- **Work item**:
Your answer should be every line with the word "ngân", copied from the data below.
▬▬▬
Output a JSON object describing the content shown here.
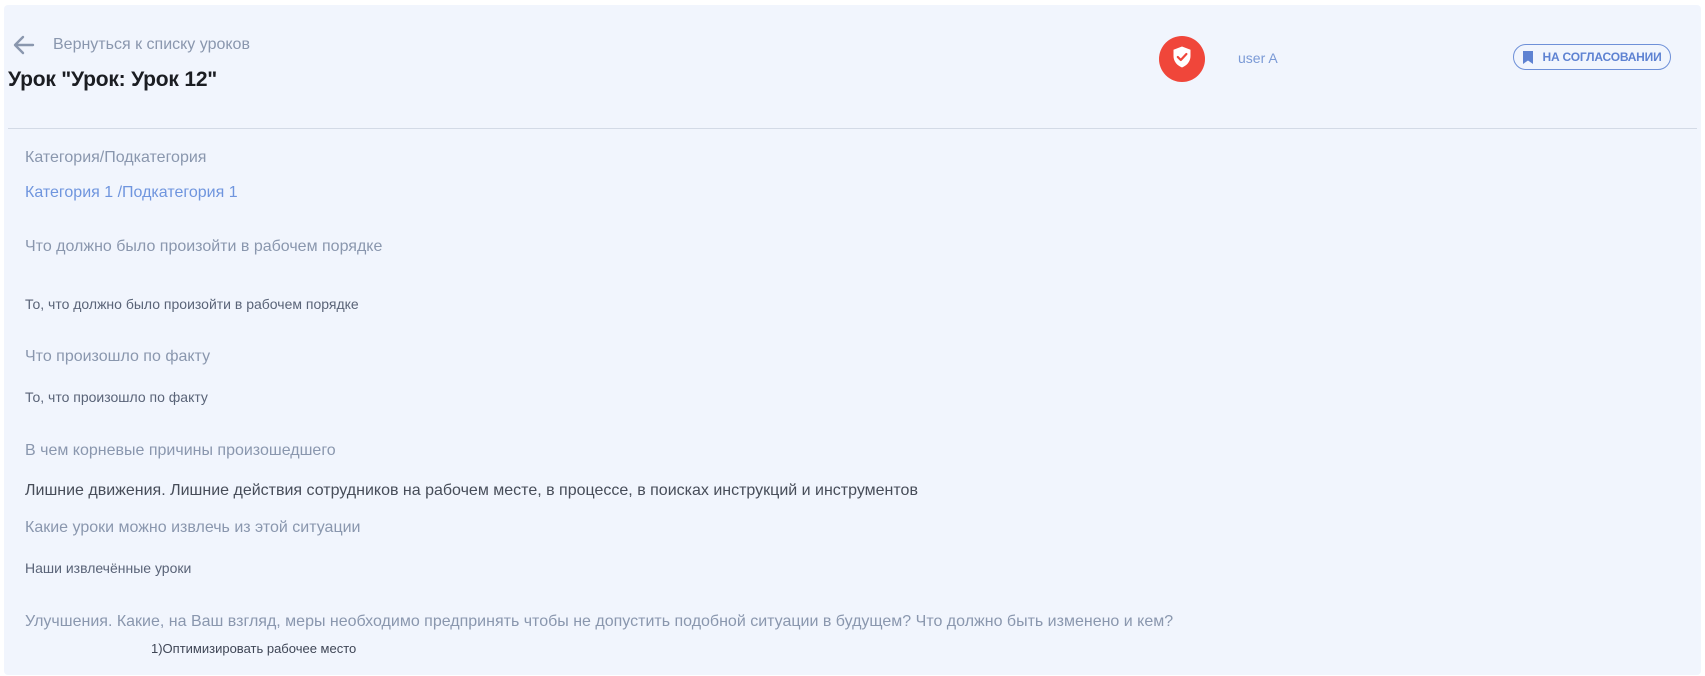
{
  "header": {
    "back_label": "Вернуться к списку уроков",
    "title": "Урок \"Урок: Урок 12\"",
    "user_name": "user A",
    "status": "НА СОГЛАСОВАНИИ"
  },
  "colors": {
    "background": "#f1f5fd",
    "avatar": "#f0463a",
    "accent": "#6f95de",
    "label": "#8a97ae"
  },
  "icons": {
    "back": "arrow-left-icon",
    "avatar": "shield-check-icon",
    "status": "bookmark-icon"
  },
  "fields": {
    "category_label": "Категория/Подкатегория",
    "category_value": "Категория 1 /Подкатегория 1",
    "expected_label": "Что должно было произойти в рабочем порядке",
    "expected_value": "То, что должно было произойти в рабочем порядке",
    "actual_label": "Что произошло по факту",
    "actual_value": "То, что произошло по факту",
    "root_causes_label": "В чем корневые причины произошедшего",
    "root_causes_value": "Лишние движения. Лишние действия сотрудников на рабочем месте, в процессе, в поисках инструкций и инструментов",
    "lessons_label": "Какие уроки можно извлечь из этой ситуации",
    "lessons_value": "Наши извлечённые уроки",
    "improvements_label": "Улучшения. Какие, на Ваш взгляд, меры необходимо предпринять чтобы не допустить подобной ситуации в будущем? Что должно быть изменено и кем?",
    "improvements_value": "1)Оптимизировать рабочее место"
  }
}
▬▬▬
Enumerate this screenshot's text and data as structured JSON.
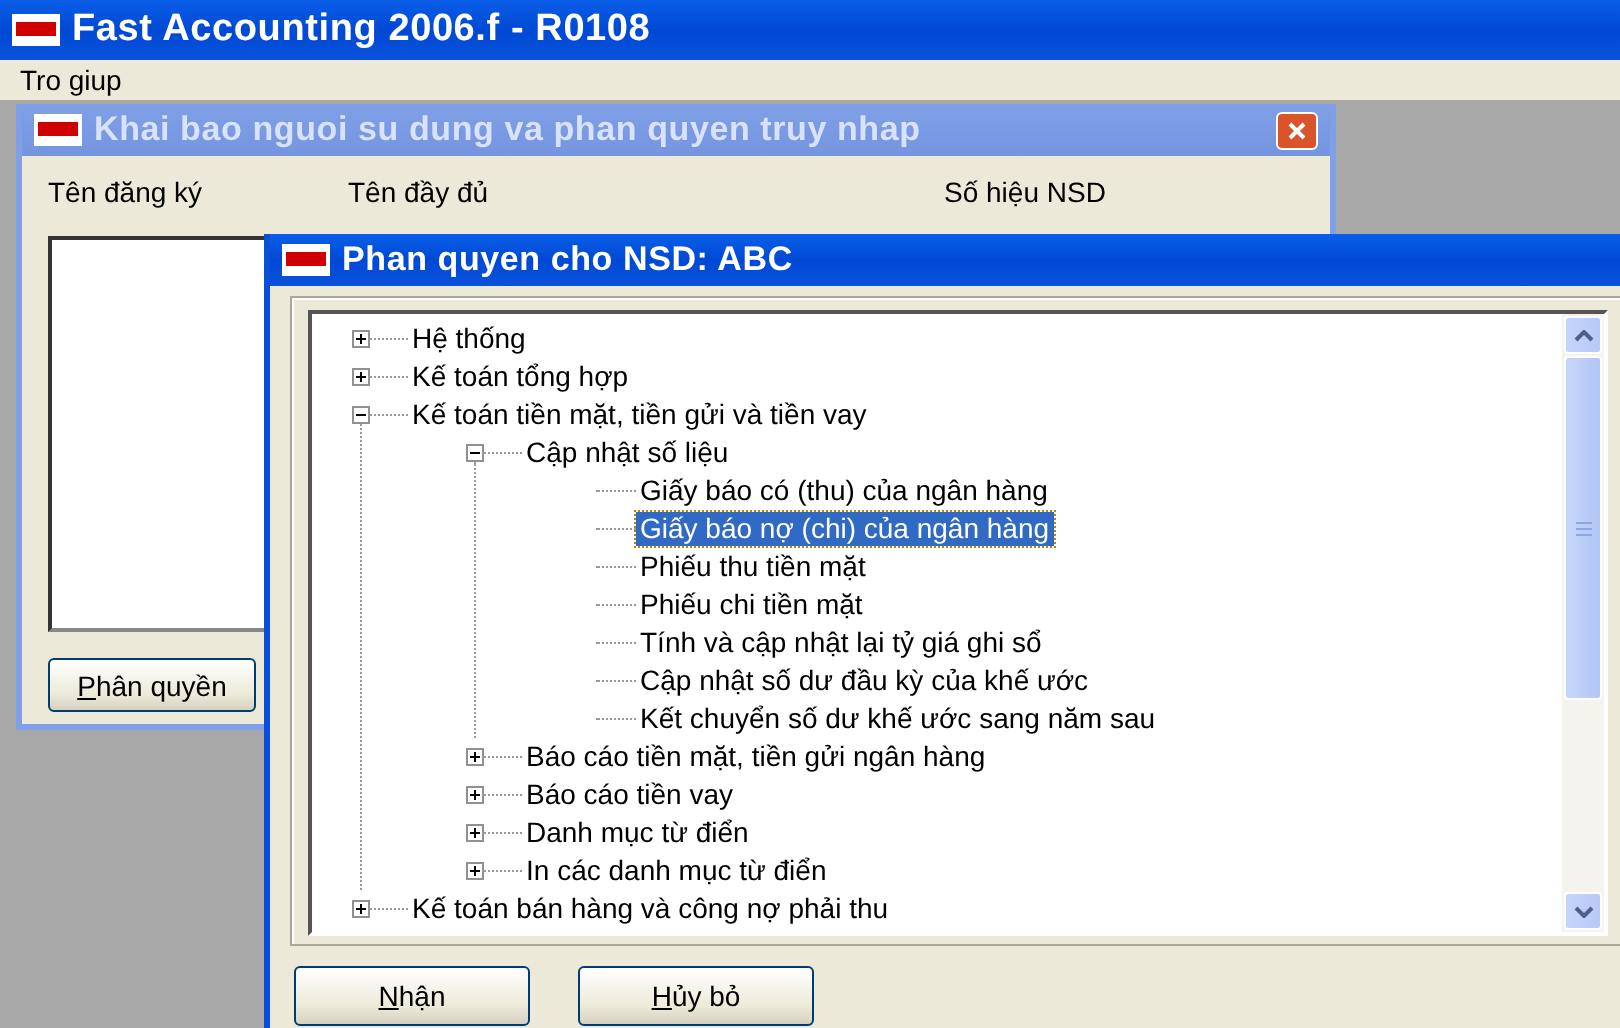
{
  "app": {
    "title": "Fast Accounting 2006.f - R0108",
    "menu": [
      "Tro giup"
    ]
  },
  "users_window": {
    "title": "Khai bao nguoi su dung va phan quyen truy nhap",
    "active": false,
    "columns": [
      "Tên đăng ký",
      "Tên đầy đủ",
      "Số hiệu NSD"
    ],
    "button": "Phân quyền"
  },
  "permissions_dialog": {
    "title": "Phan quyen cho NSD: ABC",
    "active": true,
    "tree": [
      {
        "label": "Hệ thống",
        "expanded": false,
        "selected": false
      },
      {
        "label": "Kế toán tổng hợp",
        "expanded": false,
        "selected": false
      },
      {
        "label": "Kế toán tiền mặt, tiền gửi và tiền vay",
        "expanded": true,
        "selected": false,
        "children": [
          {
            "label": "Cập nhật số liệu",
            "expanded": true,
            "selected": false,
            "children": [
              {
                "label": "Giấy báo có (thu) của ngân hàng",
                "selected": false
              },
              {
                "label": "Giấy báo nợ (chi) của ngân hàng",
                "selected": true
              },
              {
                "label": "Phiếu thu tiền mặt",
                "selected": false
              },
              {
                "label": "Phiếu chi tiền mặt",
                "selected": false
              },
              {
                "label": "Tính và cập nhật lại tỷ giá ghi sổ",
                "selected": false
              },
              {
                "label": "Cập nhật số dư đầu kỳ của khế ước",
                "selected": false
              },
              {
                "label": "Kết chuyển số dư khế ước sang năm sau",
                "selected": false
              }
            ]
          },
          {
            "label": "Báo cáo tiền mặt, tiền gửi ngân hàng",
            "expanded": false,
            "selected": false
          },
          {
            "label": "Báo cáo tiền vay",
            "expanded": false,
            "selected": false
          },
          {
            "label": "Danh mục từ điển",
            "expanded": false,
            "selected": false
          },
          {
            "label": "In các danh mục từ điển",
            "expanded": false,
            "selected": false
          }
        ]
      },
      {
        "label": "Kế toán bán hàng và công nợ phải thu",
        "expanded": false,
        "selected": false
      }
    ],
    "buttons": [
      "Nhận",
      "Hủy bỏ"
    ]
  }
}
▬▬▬
- **Output of the exercise**:
                "label": "Giấy báo có (thu) của ngân hàng",
                "label": "Giấy báo nợ (chi) của ngân hàng",
            "label": "Báo cáo tiền mặt, tiền gửi ngân hàng",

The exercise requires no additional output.